- _RECORDS SHOWN_:
=== Begin Enclosure ===
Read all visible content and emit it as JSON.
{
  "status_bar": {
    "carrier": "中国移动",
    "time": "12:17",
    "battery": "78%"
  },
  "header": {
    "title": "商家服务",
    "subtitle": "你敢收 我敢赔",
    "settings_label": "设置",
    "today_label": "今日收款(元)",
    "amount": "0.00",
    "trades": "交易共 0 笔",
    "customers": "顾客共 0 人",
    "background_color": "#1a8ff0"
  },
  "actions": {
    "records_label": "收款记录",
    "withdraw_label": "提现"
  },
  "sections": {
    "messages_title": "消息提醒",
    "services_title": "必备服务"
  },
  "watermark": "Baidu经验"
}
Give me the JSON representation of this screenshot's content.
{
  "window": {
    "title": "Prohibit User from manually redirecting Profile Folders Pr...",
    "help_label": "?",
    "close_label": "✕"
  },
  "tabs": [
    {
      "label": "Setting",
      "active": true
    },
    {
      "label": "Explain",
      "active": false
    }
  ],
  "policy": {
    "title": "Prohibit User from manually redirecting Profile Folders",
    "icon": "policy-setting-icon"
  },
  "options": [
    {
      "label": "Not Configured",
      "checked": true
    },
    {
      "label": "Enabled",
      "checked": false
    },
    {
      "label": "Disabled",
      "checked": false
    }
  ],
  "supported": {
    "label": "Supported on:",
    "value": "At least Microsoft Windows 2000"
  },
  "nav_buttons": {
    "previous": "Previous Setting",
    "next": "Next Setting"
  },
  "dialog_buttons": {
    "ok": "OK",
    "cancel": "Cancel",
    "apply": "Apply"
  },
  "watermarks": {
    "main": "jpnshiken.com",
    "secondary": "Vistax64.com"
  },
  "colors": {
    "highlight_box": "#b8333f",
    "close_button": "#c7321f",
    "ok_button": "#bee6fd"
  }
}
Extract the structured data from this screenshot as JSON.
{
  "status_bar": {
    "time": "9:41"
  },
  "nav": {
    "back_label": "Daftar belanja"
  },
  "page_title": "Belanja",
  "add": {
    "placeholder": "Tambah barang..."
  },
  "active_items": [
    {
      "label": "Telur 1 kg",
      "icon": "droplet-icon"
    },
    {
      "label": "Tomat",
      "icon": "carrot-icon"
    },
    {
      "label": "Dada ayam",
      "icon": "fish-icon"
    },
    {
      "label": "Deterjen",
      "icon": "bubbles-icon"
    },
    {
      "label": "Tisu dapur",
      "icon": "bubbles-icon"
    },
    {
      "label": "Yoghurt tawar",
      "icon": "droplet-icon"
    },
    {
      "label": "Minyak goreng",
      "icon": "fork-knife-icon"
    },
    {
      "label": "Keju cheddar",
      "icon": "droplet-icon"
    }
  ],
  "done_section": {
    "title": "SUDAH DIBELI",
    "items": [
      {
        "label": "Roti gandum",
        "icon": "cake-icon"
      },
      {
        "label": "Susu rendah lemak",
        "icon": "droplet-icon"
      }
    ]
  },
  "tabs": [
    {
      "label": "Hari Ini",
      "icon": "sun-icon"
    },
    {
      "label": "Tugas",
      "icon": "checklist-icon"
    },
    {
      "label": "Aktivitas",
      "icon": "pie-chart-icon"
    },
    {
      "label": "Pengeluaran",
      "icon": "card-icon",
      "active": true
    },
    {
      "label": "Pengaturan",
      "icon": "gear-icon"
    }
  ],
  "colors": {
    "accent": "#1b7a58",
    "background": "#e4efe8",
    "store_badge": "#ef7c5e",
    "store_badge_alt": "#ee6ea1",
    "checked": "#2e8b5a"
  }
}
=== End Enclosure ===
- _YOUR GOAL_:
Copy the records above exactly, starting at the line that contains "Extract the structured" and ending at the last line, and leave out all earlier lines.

- _EXERCISE ANSWER_:
Extract the structured data from this screenshot as JSON.
{
  "status_bar": {
    "time": "9:41"
  },
  "nav": {
    "back_label": "Daftar belanja"
  },
  "page_title": "Belanja",
  "add": {
    "placeholder": "Tambah barang..."
  },
  "active_items": [
    {
      "label": "Telur 1 kg",
      "icon": "droplet-icon"
    },
    {
      "label": "Tomat",
      "icon": "carrot-icon"
    },
    {
      "label": "Dada ayam",
      "icon": "fish-icon"
    },
    {
      "label": "Deterjen",
      "icon": "bubbles-icon"
    },
    {
      "label": "Tisu dapur",
      "icon": "bubbles-icon"
    },
    {
      "label": "Yoghurt tawar",
      "icon": "droplet-icon"
    },
    {
      "label": "Minyak goreng",
      "icon": "fork-knife-icon"
    },
    {
      "label": "Keju cheddar",
      "icon": "droplet-icon"
    }
  ],
  "done_section": {
    "title": "SUDAH DIBELI",
    "items": [
      {
        "label": "Roti gandum",
        "icon": "cake-icon"
      },
      {
        "label": "Susu rendah lemak",
        "icon": "droplet-icon"
      }
    ]
  },
  "tabs": [
    {
      "label": "Hari Ini",
      "icon": "sun-icon"
    },
    {
      "label": "Tugas",
      "icon": "checklist-icon"
    },
    {
      "label": "Aktivitas",
      "icon": "pie-chart-icon"
    },
    {
      "label": "Pengeluaran",
      "icon": "card-icon",
      "active": true
    },
    {
      "label": "Pengaturan",
      "icon": "gear-icon"
    }
  ],
  "colors": {
    "accent": "#1b7a58",
    "background": "#e4efe8",
    "store_badge": "#ef7c5e",
    "store_badge_alt": "#ee6ea1",
    "checked": "#2e8b5a"
  }
}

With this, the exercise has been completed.